Dirndl, female dress copied from the Trachten, consisting of a top (Austrian: "Leibl") and blouse, wide skirt and a colourful apron. Originally, the dirndl was the working dress of female servants (Austrian "dirn": maid, maidservant); hence the term "dirndl" as an abbreviation of "Dirndlgewand" (maid's dress). Around 1870/1880, the upper classes adopted it as a modern dress under that name and wore it on their summer holidays. Today the wearing of the dirndl is generally regarded as a sign of national pride; in material, colour and shape it is increasingly subject to modern influences.

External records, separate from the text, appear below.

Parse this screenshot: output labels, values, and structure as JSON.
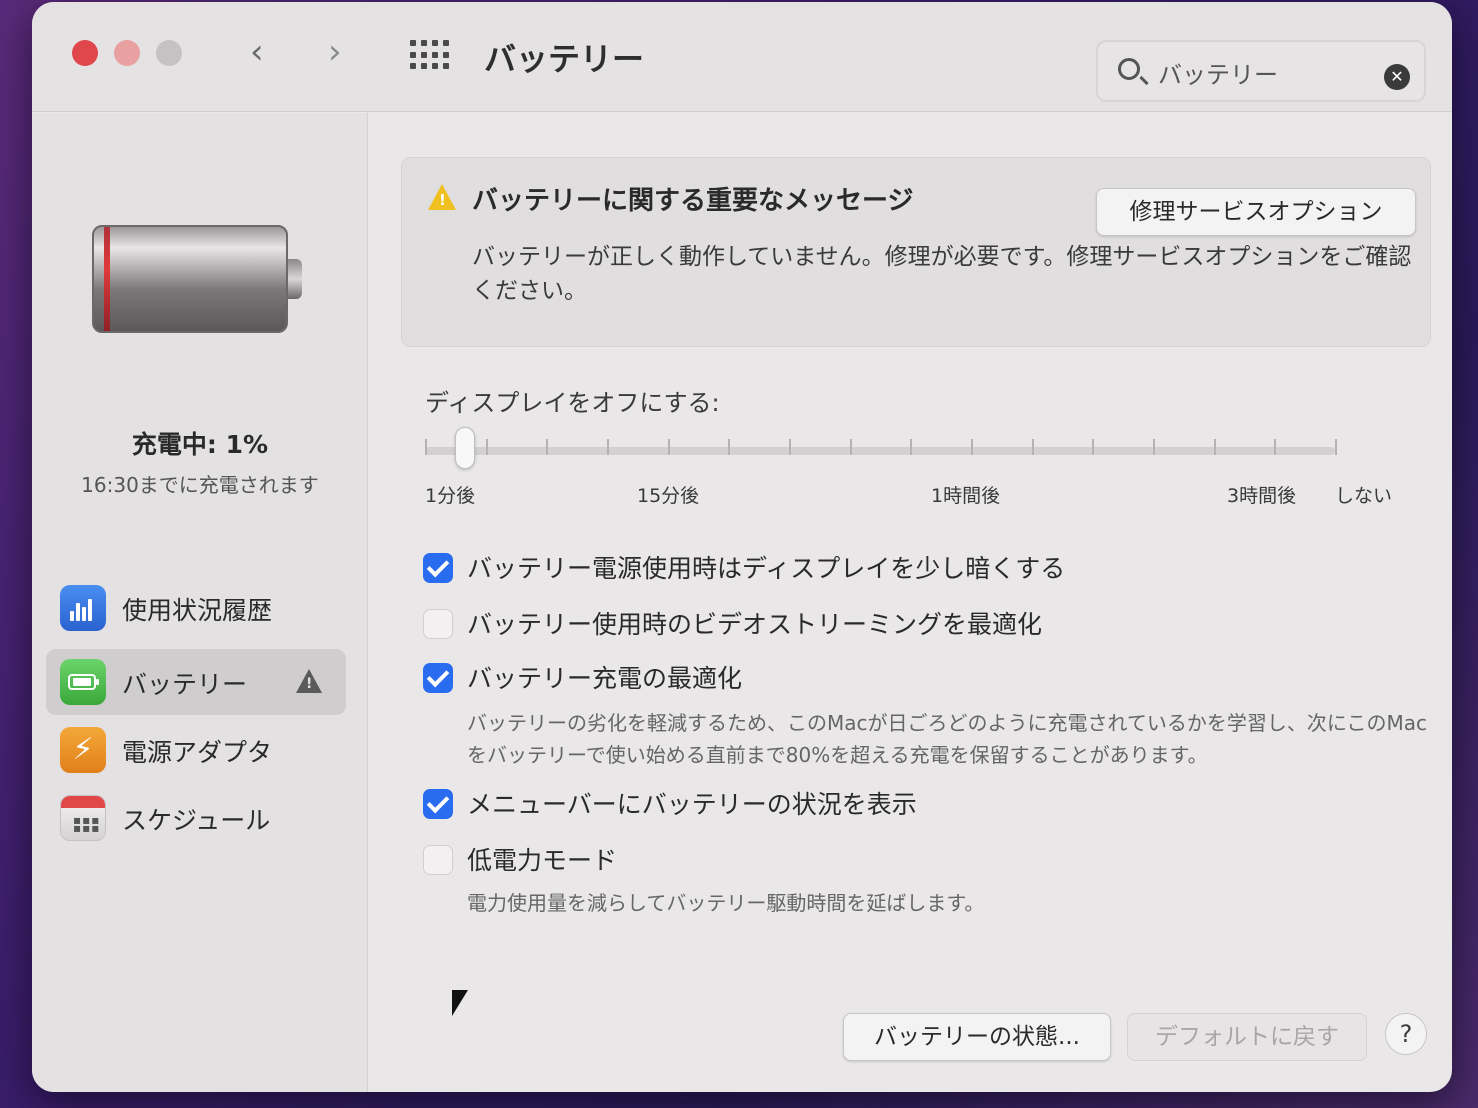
{
  "window": {
    "title": "バッテリー",
    "nav_back": "‹",
    "nav_forward": "›"
  },
  "search": {
    "value": "バッテリー",
    "clear": "✕"
  },
  "sidebar": {
    "charge_status": "充電中: 1%",
    "charge_until": "16:30までに充電されます",
    "battery_level_percent": 1,
    "items": [
      {
        "label": "使用状況履歴",
        "icon": "usage-chart-icon"
      },
      {
        "label": "バッテリー",
        "icon": "battery-icon",
        "selected": true,
        "warning": true
      },
      {
        "label": "電源アダプタ",
        "icon": "power-adapter-icon"
      },
      {
        "label": "スケジュール",
        "icon": "calendar-icon"
      }
    ]
  },
  "alert": {
    "title": "バッテリーに関する重要なメッセージ",
    "button": "修理サービスオプション",
    "body": "バッテリーが正しく動作していません。修理が必要です。修理サービスオプションをご確認ください。",
    "icon": "warning-icon",
    "icon_color": "#f0c020"
  },
  "display_off": {
    "label": "ディスプレイをオフにする:",
    "tick_labels": [
      "1分後",
      "15分後",
      "1時間後",
      "3時間後",
      "しない"
    ],
    "selected": "1分後"
  },
  "options": [
    {
      "label": "バッテリー電源使用時はディスプレイを少し暗くする",
      "checked": true
    },
    {
      "label": "バッテリー使用時のビデオストリーミングを最適化",
      "checked": false
    },
    {
      "label": "バッテリー充電の最適化",
      "checked": true,
      "description": "バッテリーの劣化を軽減するため、このMacが日ごろどのように充電されているかを学習し、次にこのMacをバッテリーで使い始める直前まで80%を超える充電を保留することがあります。"
    },
    {
      "label": "メニューバーにバッテリーの状況を表示",
      "checked": true
    },
    {
      "label": "低電力モード",
      "checked": false,
      "description": "電力使用量を減らしてバッテリー駆動時間を延ばします。"
    }
  ],
  "buttons": {
    "battery_health": "バッテリーの状態...",
    "restore_defaults": "デフォルトに戻す",
    "help": "?"
  },
  "colors": {
    "accent": "#2a6cf0",
    "close": "#e0474c",
    "battery_low": "#e03a3a"
  }
}
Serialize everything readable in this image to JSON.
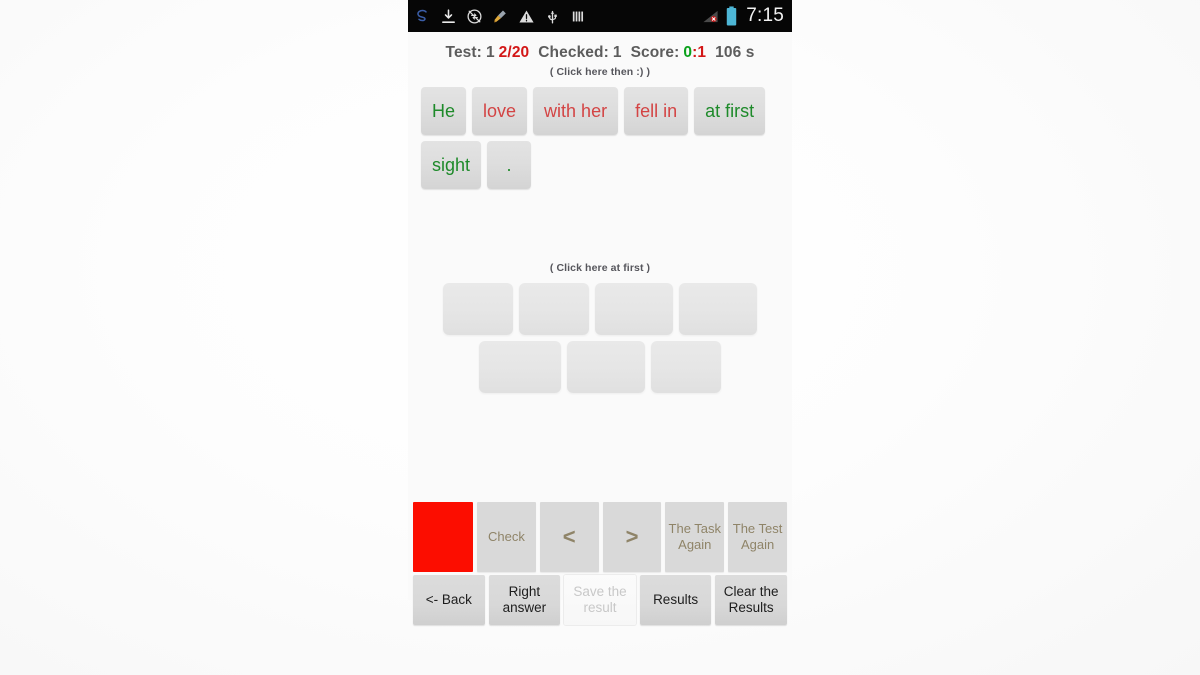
{
  "statusbar": {
    "icons": [
      {
        "name": "s-logo-icon"
      },
      {
        "name": "download-icon"
      },
      {
        "name": "sync-disabled-icon"
      },
      {
        "name": "broom-cleaner-icon"
      },
      {
        "name": "warning-icon"
      },
      {
        "name": "usb-icon"
      },
      {
        "name": "vpn-bars-icon"
      }
    ],
    "right_icons": [
      {
        "name": "signal-no-service-icon"
      },
      {
        "name": "battery-icon"
      }
    ],
    "clock": "7:15"
  },
  "header": {
    "test_label": "Test:",
    "test_number": "1",
    "progress_current": "2",
    "progress_rest": "/20",
    "checked_label": "Checked:",
    "checked_value": "1",
    "score_label": "Score:",
    "score_left": "0",
    "score_colon": ":",
    "score_right": "1",
    "time": "106 s",
    "hint": "( Click here then :) )"
  },
  "words": {
    "tiles": [
      {
        "text": "He",
        "color": "green"
      },
      {
        "text": "love",
        "color": "red"
      },
      {
        "text": "with her",
        "color": "red"
      },
      {
        "text": "fell in",
        "color": "red"
      },
      {
        "text": "at first",
        "color": "green"
      },
      {
        "text": "sight",
        "color": "green"
      },
      {
        "text": ".",
        "color": "green"
      }
    ]
  },
  "dropzone": {
    "hint": "( Click here at first )",
    "row1_slots": 4,
    "row2_slots": 3
  },
  "buttons": {
    "row1": [
      {
        "label": "",
        "name": "status-indicator-button"
      },
      {
        "label": "Check",
        "name": "check-button"
      },
      {
        "label": "<",
        "name": "previous-button"
      },
      {
        "label": ">",
        "name": "next-button"
      },
      {
        "label": "The Task\nAgain",
        "name": "task-again-button"
      },
      {
        "label": "The Test\nAgain",
        "name": "test-again-button"
      }
    ],
    "row2": [
      {
        "label": "<- Back",
        "name": "back-button"
      },
      {
        "label": "Right\nanswer",
        "name": "right-answer-button"
      },
      {
        "label": "Save the\nresult",
        "name": "save-result-button"
      },
      {
        "label": "Results",
        "name": "results-button"
      },
      {
        "label": "Clear the\nResults",
        "name": "clear-results-button"
      }
    ]
  },
  "colors": {
    "correct": "#1e8a2a",
    "incorrect": "#d34444",
    "indicator": "#fc0d00",
    "button_text": "#8f8468"
  }
}
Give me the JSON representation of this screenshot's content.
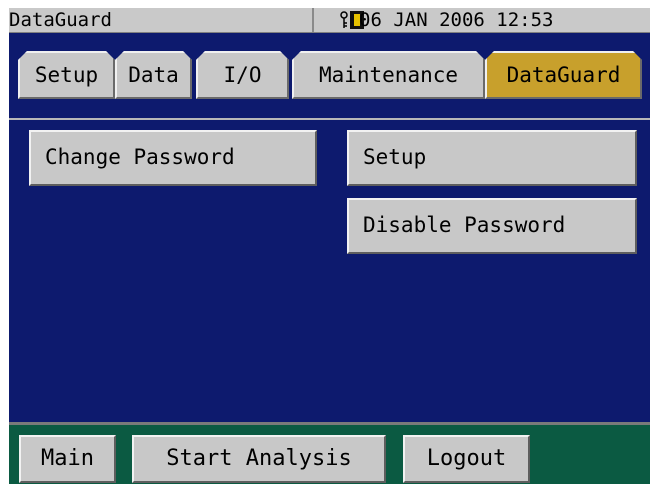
{
  "titlebar": {
    "app_title": "DataGuard",
    "datetime": "06 JAN 2006 12:53",
    "key_icon": "key-icon",
    "lock_icon": "lock-icon"
  },
  "tabs": [
    {
      "label": "Setup",
      "active": false
    },
    {
      "label": "Data",
      "active": false
    },
    {
      "label": "I/O",
      "active": false
    },
    {
      "label": "Maintenance",
      "active": false
    },
    {
      "label": "DataGuard",
      "active": true
    }
  ],
  "content": {
    "change_password": "Change Password",
    "setup": "Setup",
    "disable_password": "Disable Password"
  },
  "bottom": {
    "main": "Main",
    "start_analysis": "Start Analysis",
    "logout": "Logout"
  },
  "colors": {
    "background": "#0d1a6e",
    "active_tab": "#c8a02c",
    "bottom_bar": "#0b5a42"
  }
}
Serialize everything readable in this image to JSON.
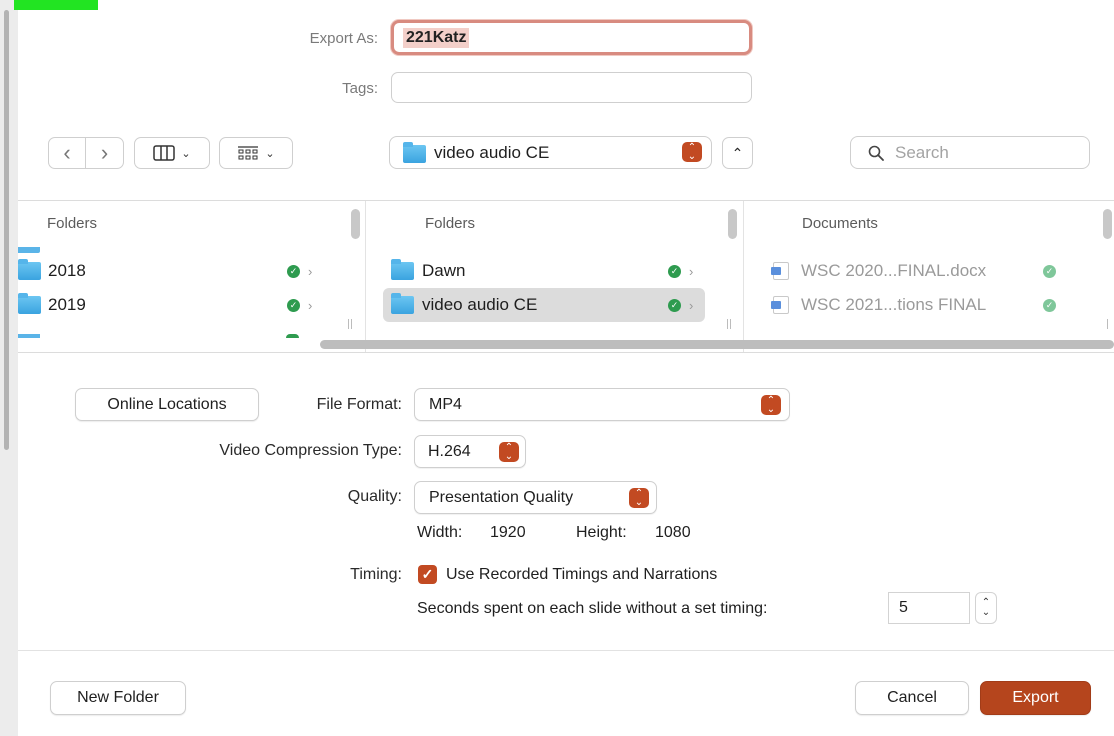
{
  "dialog": {
    "export_as_label": "Export As:",
    "export_as_value": "221Katz",
    "tags_label": "Tags:",
    "tags_value": ""
  },
  "toolbar": {
    "back_glyph": "‹",
    "forward_glyph": "›",
    "view_icon": "column-view-icon",
    "group_icon": "group-grid-icon",
    "current_folder": "video audio CE",
    "search_placeholder": "Search"
  },
  "browser": {
    "columns": [
      {
        "header": "Folders",
        "items": [
          {
            "name": "2018",
            "synced": true
          },
          {
            "name": "2019",
            "synced": true
          }
        ]
      },
      {
        "header": "Folders",
        "items": [
          {
            "name": "Dawn",
            "synced": true
          },
          {
            "name": "video audio CE",
            "synced": true,
            "selected": true
          }
        ]
      },
      {
        "header": "Documents",
        "items": [
          {
            "name": "WSC 2020...FINAL.docx",
            "synced": true
          },
          {
            "name": "WSC 2021...tions FINAL",
            "synced": true
          }
        ]
      }
    ]
  },
  "options": {
    "online_locations_label": "Online Locations",
    "file_format_label": "File Format:",
    "file_format_value": "MP4",
    "compression_label": "Video Compression Type:",
    "compression_value": "H.264",
    "quality_label": "Quality:",
    "quality_value": "Presentation Quality",
    "width_label": "Width:",
    "width_value": "1920",
    "height_label": "Height:",
    "height_value": "1080",
    "timing_label": "Timing:",
    "use_recorded_label": "Use Recorded Timings and Narrations",
    "use_recorded_checked": true,
    "seconds_label": "Seconds spent on each slide without a set timing:",
    "seconds_value": "5"
  },
  "footer": {
    "new_folder_label": "New Folder",
    "cancel_label": "Cancel",
    "export_label": "Export"
  },
  "colors": {
    "accent": "#b5451d",
    "focus_ring": "#d88b80",
    "synced_green": "#2e9b4f"
  }
}
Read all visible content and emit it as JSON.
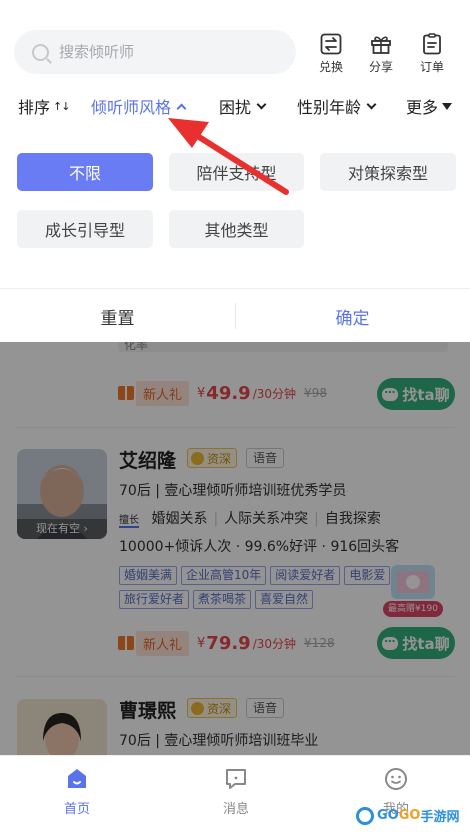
{
  "search": {
    "placeholder": "搜索倾听师"
  },
  "tools": {
    "exchange": "兑换",
    "share": "分享",
    "order": "订单"
  },
  "filters": {
    "sort": "排序",
    "style": "倾听师风格",
    "trouble": "困扰",
    "gender_age": "性别年龄",
    "more": "更多"
  },
  "style_options": [
    "不限",
    "陪伴支持型",
    "对策探索型",
    "成长引导型",
    "其他类型"
  ],
  "style_selected": "不限",
  "actions": {
    "reset": "重置",
    "confirm": "确定"
  },
  "prev_card": {
    "tail_text": "化率",
    "badge": "新人礼",
    "currency": "¥",
    "price": "49.9",
    "unit": "/30分钟",
    "original": "¥98",
    "chat": "找ta聊"
  },
  "cards": [
    {
      "name": "艾绍隆",
      "level": "资深",
      "mode": "语音",
      "online": "现在有空 ›",
      "bio": "70后 | 壹心理倾听师培训班优秀学员",
      "good_at_label": "擅长",
      "good_at": [
        "婚姻关系",
        "人际关系冲突",
        "自我探索"
      ],
      "stats": "10000+倾诉人次 · 99.6%好评 · 916回头客",
      "tags": [
        "婚姻美满",
        "企业高管10年",
        "阅读爱好者",
        "电影爱",
        "旅行爱好者",
        "煮茶喝茶",
        "喜爱自然"
      ],
      "badge": "新人礼",
      "currency": "¥",
      "price": "79.9",
      "unit": "/30分钟",
      "original": "¥128",
      "chat": "找ta聊"
    },
    {
      "name": "曹璟熙",
      "level": "资深",
      "mode": "语音",
      "bio": "70后 | 壹心理倾听师培训班毕业"
    }
  ],
  "promo": {
    "tip": "最高赠¥190"
  },
  "nav": {
    "home": "首页",
    "messages": "消息",
    "me": "我的"
  },
  "watermark": {
    "a": "GO",
    "b": "GO",
    "c": "手游网"
  },
  "colors": {
    "accent": "#5b73e8",
    "chip_active": "#6a7cf4",
    "price": "#e8474c",
    "chat": "#33b07a",
    "annotation_arrow": "#e8312f"
  }
}
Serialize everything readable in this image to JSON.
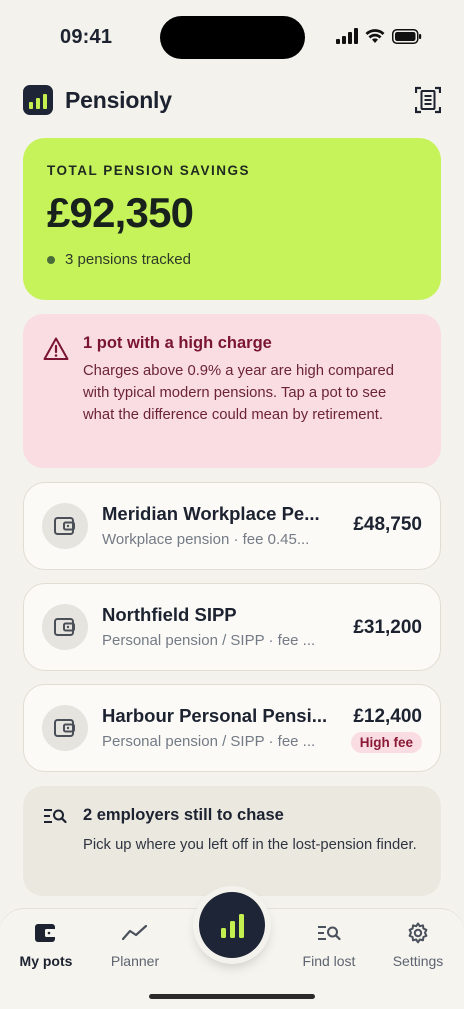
{
  "status_bar": {
    "time": "09:41"
  },
  "header": {
    "app_name": "Pensionly"
  },
  "total": {
    "label": "TOTAL PENSION SAVINGS",
    "amount": "£92,350",
    "meta": "3 pensions tracked"
  },
  "alert": {
    "title": "1 pot with a high charge",
    "text": "Charges above 0.9% a year are high compared with typical modern pensions. Tap a pot to see what the difference could mean by retirement."
  },
  "pots": [
    {
      "name": "Meridian Workplace Pe...",
      "subtitle": "Workplace pension · fee 0.45...",
      "amount": "£48,750",
      "badge": ""
    },
    {
      "name": "Northfield SIPP",
      "subtitle": "Personal pension / SIPP · fee ...",
      "amount": "£31,200",
      "badge": ""
    },
    {
      "name": "Harbour Personal Pensi...",
      "subtitle": "Personal pension / SIPP · fee ...",
      "amount": "£12,400",
      "badge": "High fee"
    }
  ],
  "chase": {
    "title": "2 employers still to chase",
    "text": "Pick up where you left off in the lost-pension finder."
  },
  "tabs": [
    {
      "label": "My pots",
      "icon": "wallet-icon",
      "active": true
    },
    {
      "label": "Planner",
      "icon": "trend-icon",
      "active": false
    },
    {
      "label": "Find lost",
      "icon": "search-list-icon",
      "active": false
    },
    {
      "label": "Settings",
      "icon": "gear-icon",
      "active": false
    }
  ],
  "colors": {
    "accent_lime": "#c7f35a",
    "navy": "#1d2536",
    "alert_bg": "#fadde3",
    "alert_text": "#7a1531",
    "background": "#f4f2ec"
  }
}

Literature#F. Lipp, Frauentrachten I und II, in: Oesterr. Volkskundeatlas, 4th instalment, 1971; F. Lipp et al. (eds.), Tracht in Oesterreich, 1984.